Problem statement ::
Go through the records and give each one again exactly, omitting the images.

☆ ☆ ☆ ☆

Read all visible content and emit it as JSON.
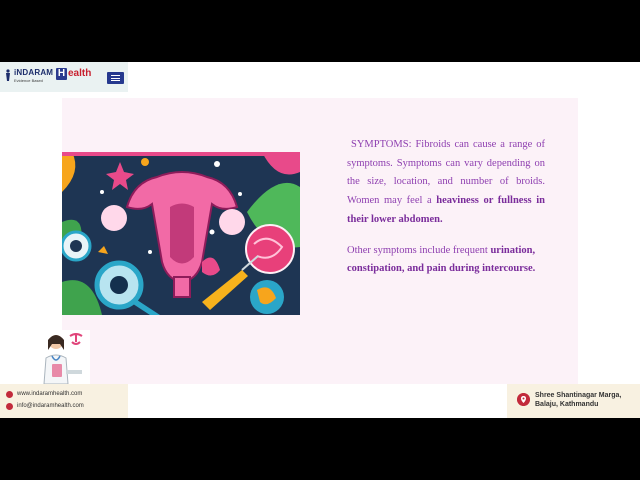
{
  "header": {
    "brand_name": "iNDARAM",
    "brand_sub": "Evidence Based",
    "brand_h": "H",
    "brand_health": "ealth",
    "menu_icon": "hamburger-menu-icon"
  },
  "content": {
    "p1_a": "SYMPTOMS: Fibroids can cause a range of symptoms. Symptoms can vary depending on the size, location, and number of broids. Women may feel a ",
    "p1_b": "heaviness or fullness in their lower abdomen.",
    "p2_a": "Other symptoms include frequent ",
    "p2_b": "urination, constipation, and pain during intercourse."
  },
  "footer": {
    "website": "www.indaramhealth.com",
    "email": "info@indaramhealth.com",
    "address_line1": "Shree Shantinagar Marga,",
    "address_line2": "Balaju, Kathmandu"
  },
  "colors": {
    "slide_bg": "#fcf2f8",
    "text_purple": "#8e3fb0",
    "brand_blue": "#26398f",
    "brand_red": "#c8202f"
  }
}
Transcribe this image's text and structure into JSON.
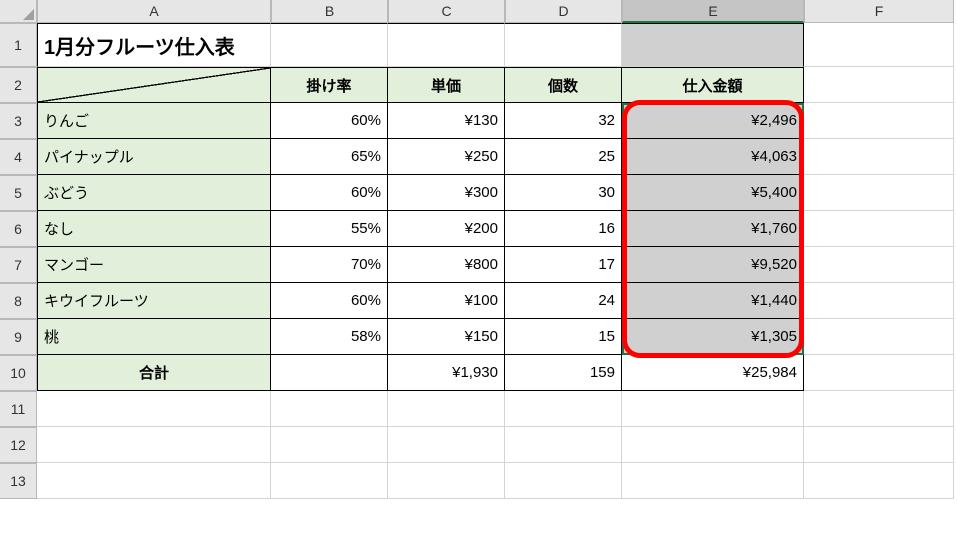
{
  "columns": [
    "A",
    "B",
    "C",
    "D",
    "E",
    "F"
  ],
  "selectedColumn": "E",
  "rows": [
    "1",
    "2",
    "3",
    "4",
    "5",
    "6",
    "7",
    "8",
    "9",
    "10",
    "11",
    "12",
    "13"
  ],
  "title": "1月分フルーツ仕入表",
  "headers": {
    "rate": "掛け率",
    "unitPrice": "単価",
    "qty": "個数",
    "amount": "仕入金額"
  },
  "items": [
    {
      "name": "りんご",
      "rate": "60%",
      "price": "¥130",
      "qty": "32",
      "amount": "¥2,496"
    },
    {
      "name": "パイナップル",
      "rate": "65%",
      "price": "¥250",
      "qty": "25",
      "amount": "¥4,063"
    },
    {
      "name": "ぶどう",
      "rate": "60%",
      "price": "¥300",
      "qty": "30",
      "amount": "¥5,400"
    },
    {
      "name": "なし",
      "rate": "55%",
      "price": "¥200",
      "qty": "16",
      "amount": "¥1,760"
    },
    {
      "name": "マンゴー",
      "rate": "70%",
      "price": "¥800",
      "qty": "17",
      "amount": "¥9,520"
    },
    {
      "name": "キウイフルーツ",
      "rate": "60%",
      "price": "¥100",
      "qty": "24",
      "amount": "¥1,440"
    },
    {
      "name": "桃",
      "rate": "58%",
      "price": "¥150",
      "qty": "15",
      "amount": "¥1,305"
    }
  ],
  "totals": {
    "label": "合計",
    "price": "¥1,930",
    "qty": "159",
    "amount": "¥25,984"
  }
}
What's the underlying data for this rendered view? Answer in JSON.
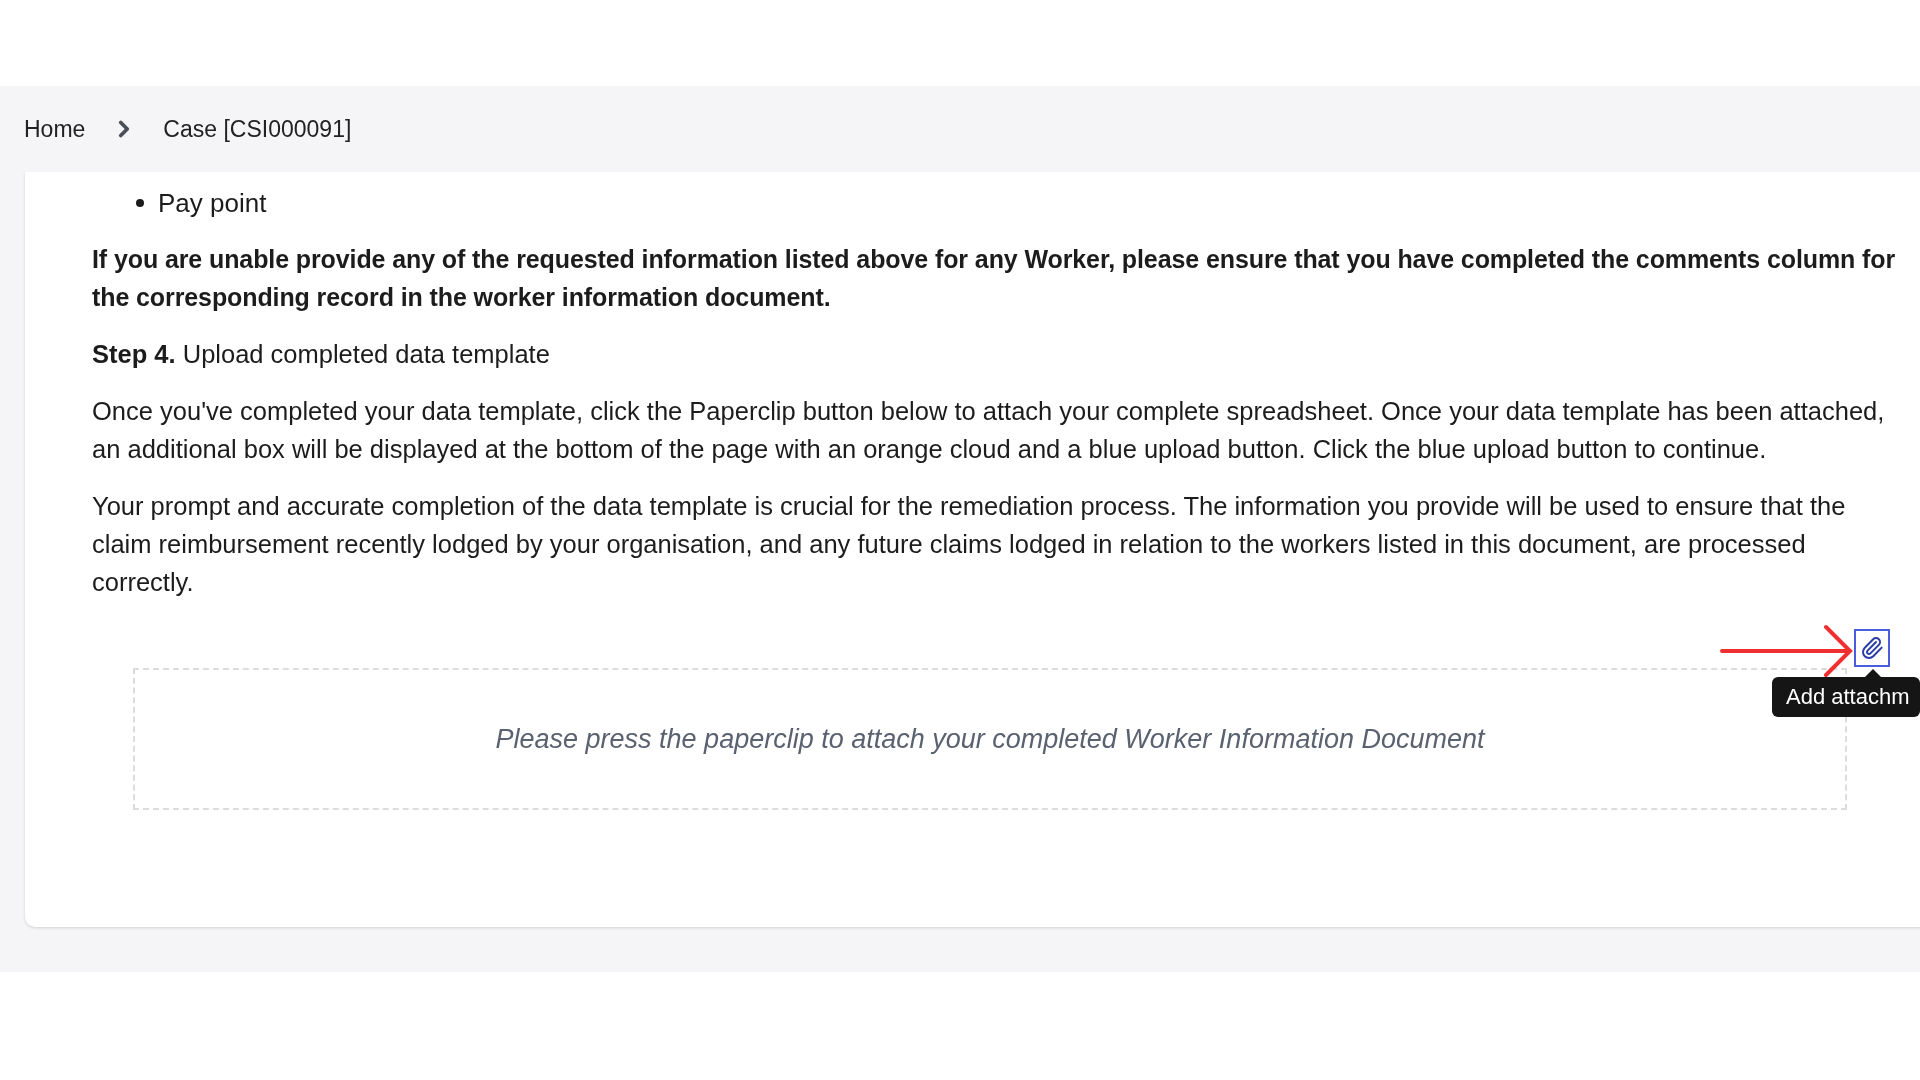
{
  "breadcrumb": [
    {
      "label": "Home"
    },
    {
      "label": "Case [CSI000091]"
    }
  ],
  "bullets": [
    "Pay point"
  ],
  "notice": "If you are unable provide any of the requested information listed above for any Worker, please ensure that you have completed the comments column for the corresponding record in the worker information document.",
  "step": "**Step 4.** Upload completed data template",
  "paragraphs": [
    "Once you've completed your data template, click the Paperclip button below to attach your complete spreadsheet. Once your data template has been attached, an additional box will be displayed at the bottom of the page with an orange cloud and a blue upload button. Click the blue upload button to continue.",
    "Your prompt and accurate completion of the data template is crucial for the remediation process. The information you provide will be used to ensure that the claim reimbursement recently lodged by your organisation, and any future claims lodged in relation to the workers listed in this document, are processed correctly."
  ],
  "attach_button": {
    "tooltip": "Add attachm"
  },
  "drop_zone": {
    "message": "Please press the paperclip to attach your completed Worker Information Document"
  }
}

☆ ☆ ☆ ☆

Task output ::
Read all visible content and emit it as JSON.
{
  "header": {
    "brand_name": "iNDARAM",
    "brand_sub": "Evidence Based",
    "brand_h": "H",
    "brand_health": "ealth",
    "menu_icon": "hamburger-menu-icon"
  },
  "content": {
    "p1_a": "SYMPTOMS: Fibroids can cause a range of symptoms. Symptoms can vary depending on the size, location, and number of broids. Women may feel a ",
    "p1_b": "heaviness or fullness in their lower abdomen.",
    "p2_a": "Other symptoms include frequent ",
    "p2_b": "urination, constipation, and pain during intercourse."
  },
  "footer": {
    "website": "www.indaramhealth.com",
    "email": "info@indaramhealth.com",
    "address_line1": "Shree Shantinagar Marga,",
    "address_line2": "Balaju, Kathmandu"
  },
  "colors": {
    "slide_bg": "#fcf2f8",
    "text_purple": "#8e3fb0",
    "brand_blue": "#26398f",
    "brand_red": "#c8202f"
  }
}
Transcribe this image's text and structure into JSON.
{
  "columns": [
    "A",
    "B",
    "C",
    "D",
    "E",
    "F"
  ],
  "selectedColumn": "E",
  "rows": [
    "1",
    "2",
    "3",
    "4",
    "5",
    "6",
    "7",
    "8",
    "9",
    "10",
    "11",
    "12",
    "13"
  ],
  "title": "1月分フルーツ仕入表",
  "headers": {
    "rate": "掛け率",
    "unitPrice": "単価",
    "qty": "個数",
    "amount": "仕入金額"
  },
  "items": [
    {
      "name": "りんご",
      "rate": "60%",
      "price": "¥130",
      "qty": "32",
      "amount": "¥2,496"
    },
    {
      "name": "パイナップル",
      "rate": "65%",
      "price": "¥250",
      "qty": "25",
      "amount": "¥4,063"
    },
    {
      "name": "ぶどう",
      "rate": "60%",
      "price": "¥300",
      "qty": "30",
      "amount": "¥5,400"
    },
    {
      "name": "なし",
      "rate": "55%",
      "price": "¥200",
      "qty": "16",
      "amount": "¥1,760"
    },
    {
      "name": "マンゴー",
      "rate": "70%",
      "price": "¥800",
      "qty": "17",
      "amount": "¥9,520"
    },
    {
      "name": "キウイフルーツ",
      "rate": "60%",
      "price": "¥100",
      "qty": "24",
      "amount": "¥1,440"
    },
    {
      "name": "桃",
      "rate": "58%",
      "price": "¥150",
      "qty": "15",
      "amount": "¥1,305"
    }
  ],
  "totals": {
    "label": "合計",
    "price": "¥1,930",
    "qty": "159",
    "amount": "¥25,984"
  }
}
What's the underlying data for this rendered view? Answer in JSON.
{
  "breadcrumb": [
    {
      "label": "Home"
    },
    {
      "label": "Case [CSI000091]"
    }
  ],
  "bullets": [
    "Pay point"
  ],
  "notice": "If you are unable provide any of the requested information listed above for any Worker, please ensure that you have completed the comments column for the corresponding record in the worker information document.",
  "step": "**Step 4.** Upload completed data template",
  "paragraphs": [
    "Once you've completed your data template, click the Paperclip button below to attach your complete spreadsheet. Once your data template has been attached, an additional box will be displayed at the bottom of the page with an orange cloud and a blue upload button. Click the blue upload button to continue.",
    "Your prompt and accurate completion of the data template is crucial for the remediation process. The information you provide will be used to ensure that the claim reimbursement recently lodged by your organisation, and any future claims lodged in relation to the workers listed in this document, are processed correctly."
  ],
  "attach_button": {
    "tooltip": "Add attachm"
  },
  "drop_zone": {
    "message": "Please press the paperclip to attach your completed Worker Information Document"
  }
}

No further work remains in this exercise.